§ WORK REQUIRED:
Look through the records and copy every line in which "icon" appears.

§ INFORMATION PROVIDED:
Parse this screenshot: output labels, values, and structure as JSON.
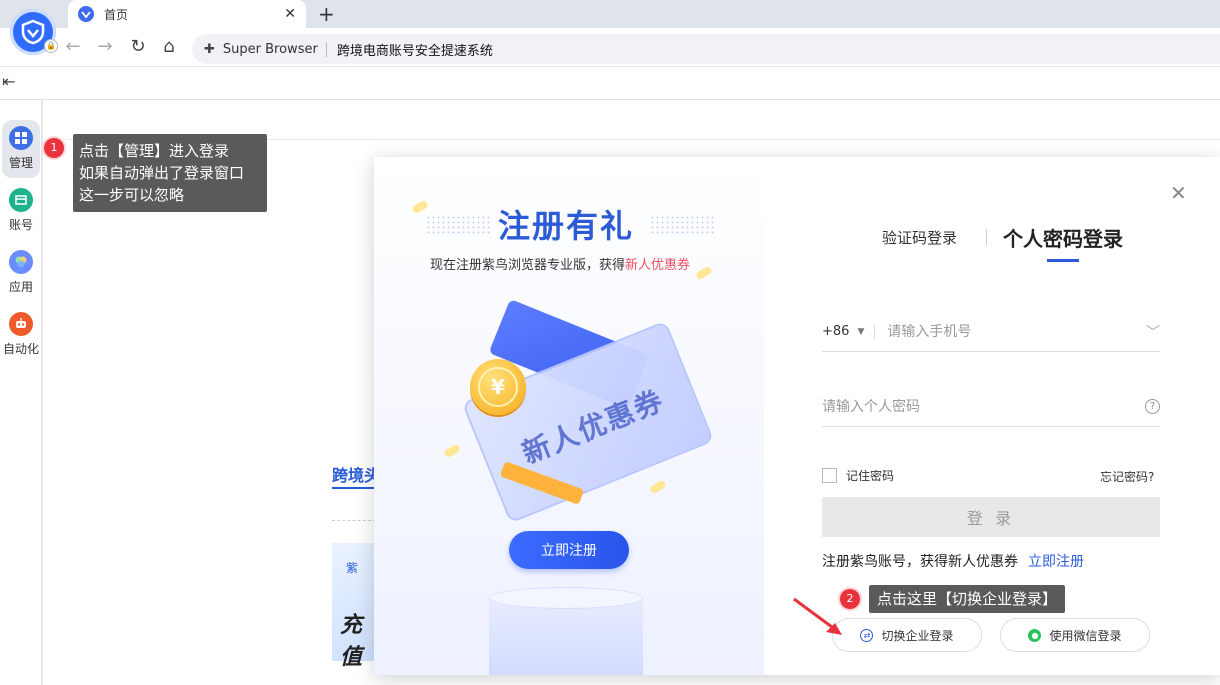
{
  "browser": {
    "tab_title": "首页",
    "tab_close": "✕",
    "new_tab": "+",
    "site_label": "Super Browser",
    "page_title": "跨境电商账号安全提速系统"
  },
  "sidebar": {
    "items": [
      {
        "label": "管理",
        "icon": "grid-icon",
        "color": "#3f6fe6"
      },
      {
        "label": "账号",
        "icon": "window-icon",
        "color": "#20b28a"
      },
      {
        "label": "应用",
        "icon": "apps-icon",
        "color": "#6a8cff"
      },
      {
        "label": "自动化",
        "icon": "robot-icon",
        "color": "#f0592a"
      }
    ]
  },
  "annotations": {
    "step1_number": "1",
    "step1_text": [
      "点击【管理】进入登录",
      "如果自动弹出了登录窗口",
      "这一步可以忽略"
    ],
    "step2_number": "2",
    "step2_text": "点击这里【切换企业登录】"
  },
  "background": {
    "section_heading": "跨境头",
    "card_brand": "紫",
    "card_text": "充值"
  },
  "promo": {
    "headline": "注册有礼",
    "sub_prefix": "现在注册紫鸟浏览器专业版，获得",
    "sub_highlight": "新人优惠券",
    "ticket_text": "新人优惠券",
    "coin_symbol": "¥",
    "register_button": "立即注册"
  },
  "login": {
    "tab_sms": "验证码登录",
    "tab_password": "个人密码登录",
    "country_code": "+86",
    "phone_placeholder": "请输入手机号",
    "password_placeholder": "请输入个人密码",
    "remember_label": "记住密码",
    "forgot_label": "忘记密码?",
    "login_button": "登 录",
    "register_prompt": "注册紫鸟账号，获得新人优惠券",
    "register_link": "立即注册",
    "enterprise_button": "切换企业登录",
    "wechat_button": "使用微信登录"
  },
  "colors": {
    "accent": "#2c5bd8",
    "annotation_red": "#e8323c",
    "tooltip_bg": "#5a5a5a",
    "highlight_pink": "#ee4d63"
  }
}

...

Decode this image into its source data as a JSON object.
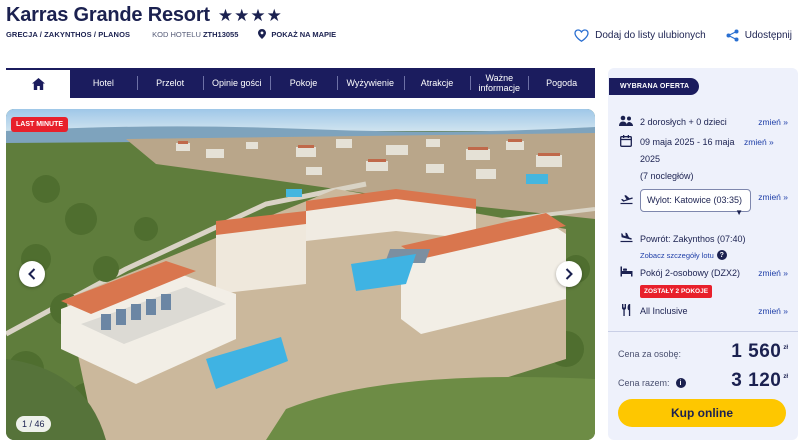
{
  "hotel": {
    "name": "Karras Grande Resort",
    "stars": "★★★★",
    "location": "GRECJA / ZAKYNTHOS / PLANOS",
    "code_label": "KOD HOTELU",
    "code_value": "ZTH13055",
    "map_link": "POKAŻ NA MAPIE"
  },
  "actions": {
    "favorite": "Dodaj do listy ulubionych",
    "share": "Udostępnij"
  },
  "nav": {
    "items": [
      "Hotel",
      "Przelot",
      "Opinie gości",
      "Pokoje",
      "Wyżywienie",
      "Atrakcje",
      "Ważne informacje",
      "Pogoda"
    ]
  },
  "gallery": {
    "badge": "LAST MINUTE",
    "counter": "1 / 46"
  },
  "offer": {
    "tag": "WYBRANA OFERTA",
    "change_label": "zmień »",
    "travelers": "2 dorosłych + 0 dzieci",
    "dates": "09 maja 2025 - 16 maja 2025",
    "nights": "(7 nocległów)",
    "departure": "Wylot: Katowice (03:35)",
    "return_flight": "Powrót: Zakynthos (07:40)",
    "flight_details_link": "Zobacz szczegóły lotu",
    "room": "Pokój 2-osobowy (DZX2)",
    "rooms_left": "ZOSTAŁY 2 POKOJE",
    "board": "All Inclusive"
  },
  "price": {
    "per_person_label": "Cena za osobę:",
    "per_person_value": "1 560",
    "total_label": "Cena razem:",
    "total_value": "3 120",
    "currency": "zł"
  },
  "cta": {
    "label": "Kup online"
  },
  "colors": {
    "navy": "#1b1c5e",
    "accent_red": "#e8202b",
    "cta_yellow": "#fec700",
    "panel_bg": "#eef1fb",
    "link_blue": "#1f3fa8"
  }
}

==

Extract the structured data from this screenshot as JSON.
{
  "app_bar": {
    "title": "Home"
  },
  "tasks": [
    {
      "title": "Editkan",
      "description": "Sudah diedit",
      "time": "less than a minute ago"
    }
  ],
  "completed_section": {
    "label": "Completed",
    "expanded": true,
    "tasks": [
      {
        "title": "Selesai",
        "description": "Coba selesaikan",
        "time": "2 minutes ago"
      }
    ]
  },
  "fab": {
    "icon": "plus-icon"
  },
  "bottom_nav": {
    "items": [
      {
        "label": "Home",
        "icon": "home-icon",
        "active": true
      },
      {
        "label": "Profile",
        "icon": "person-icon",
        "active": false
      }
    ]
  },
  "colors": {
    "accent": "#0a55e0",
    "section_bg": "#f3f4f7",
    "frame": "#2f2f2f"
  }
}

§ RESPONSE FOR THIS EXERCISE:
        "icon": "grid-icon",
        "icon": "window-icon",
        "icon": "apps-icon",
        "icon": "robot-icon",
    "icon": "plus-icon"
        "icon": "home-icon",
        "icon": "person-icon",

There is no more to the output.